Write out every record below exactly as it appears, omitting the pictures.

_Dataset records_.

-=-=-

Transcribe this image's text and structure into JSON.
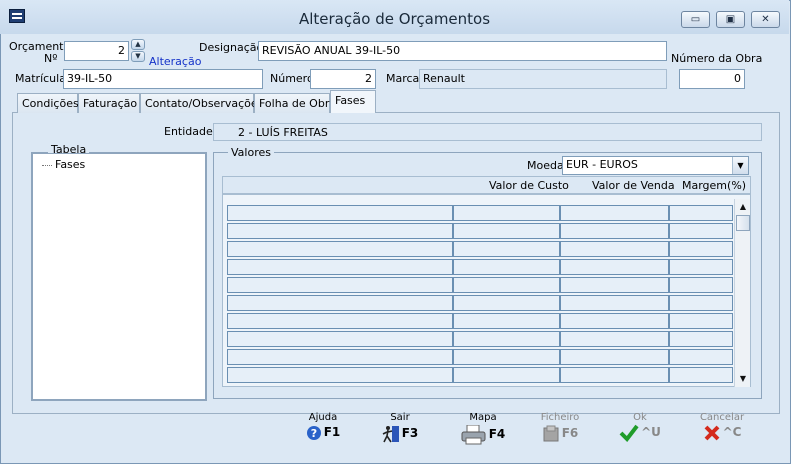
{
  "window": {
    "title": "Alteração de Orçamentos",
    "minimize": "▭",
    "maximize": "▣",
    "close": "✕"
  },
  "header": {
    "orcamento_label_1": "Orçamento",
    "orcamento_label_2": "Nº",
    "orcamento_value": "2",
    "alteracao": "Alteração",
    "designacao_label": "Designação",
    "designacao_value": "REVISÃO ANUAL 39-IL-50",
    "numero_obra_label": "Número da Obra",
    "numero_obra_value": "0",
    "matricula_label": "Matrícula",
    "matricula_value": "39-IL-50",
    "numero_label": "Número",
    "numero_value": "2",
    "marca_label": "Marca",
    "marca_value": "Renault"
  },
  "tabs": [
    {
      "label": "Condições"
    },
    {
      "label": "Faturação"
    },
    {
      "label": "Contato/Observações"
    },
    {
      "label": "Folha de Obra"
    },
    {
      "label": "Fases"
    }
  ],
  "fases": {
    "entidade_label": "Entidade",
    "entidade_value": "2 - LUÍS FREITAS",
    "tabela_title": "Tabela",
    "tree_item": "Fases",
    "valores_title": "Valores",
    "moeda_label": "Moeda",
    "moeda_value": "EUR - EUROS",
    "columns": [
      "Valor de Custo",
      "Valor de Venda",
      "Margem(%)"
    ]
  },
  "buttons": {
    "ajuda": {
      "caption": "Ajuda",
      "key": "F1"
    },
    "sair": {
      "caption": "Sair",
      "key": "F3"
    },
    "mapa": {
      "caption": "Mapa",
      "key": "F4"
    },
    "ficheiro": {
      "caption": "Ficheiro",
      "key": "F6"
    },
    "ok": {
      "caption": "Ok",
      "key": "^U"
    },
    "cancelar": {
      "caption": "Cancelar",
      "key": "^C"
    }
  },
  "colors": {
    "accent_blue": "#1432c8",
    "window_bg": "#dce8f4",
    "grid_cell_border": "#6a8fb2"
  }
}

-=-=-

_Reply to the task_.
Transcribe this image's text and structure into JSON.
{
  "window": {
    "title": "Alteração de Orçamentos",
    "minimize": "▭",
    "maximize": "▣",
    "close": "✕"
  },
  "header": {
    "orcamento_label_1": "Orçamento",
    "orcamento_label_2": "Nº",
    "orcamento_value": "2",
    "alteracao": "Alteração",
    "designacao_label": "Designação",
    "designacao_value": "REVISÃO ANUAL 39-IL-50",
    "numero_obra_label": "Número da Obra",
    "numero_obra_value": "0",
    "matricula_label": "Matrícula",
    "matricula_value": "39-IL-50",
    "numero_label": "Número",
    "numero_value": "2",
    "marca_label": "Marca",
    "marca_value": "Renault"
  },
  "tabs": [
    {
      "label": "Condições"
    },
    {
      "label": "Faturação"
    },
    {
      "label": "Contato/Observações"
    },
    {
      "label": "Folha de Obra"
    },
    {
      "label": "Fases"
    }
  ],
  "fases": {
    "entidade_label": "Entidade",
    "entidade_value": "2 - LUÍS FREITAS",
    "tabela_title": "Tabela",
    "tree_item": "Fases",
    "valores_title": "Valores",
    "moeda_label": "Moeda",
    "moeda_value": "EUR - EUROS",
    "columns": [
      "Valor de Custo",
      "Valor de Venda",
      "Margem(%)"
    ]
  },
  "buttons": {
    "ajuda": {
      "caption": "Ajuda",
      "key": "F1"
    },
    "sair": {
      "caption": "Sair",
      "key": "F3"
    },
    "mapa": {
      "caption": "Mapa",
      "key": "F4"
    },
    "ficheiro": {
      "caption": "Ficheiro",
      "key": "F6"
    },
    "ok": {
      "caption": "Ok",
      "key": "^U"
    },
    "cancelar": {
      "caption": "Cancelar",
      "key": "^C"
    }
  },
  "colors": {
    "accent_blue": "#1432c8",
    "window_bg": "#dce8f4",
    "grid_cell_border": "#6a8fb2"
  }
}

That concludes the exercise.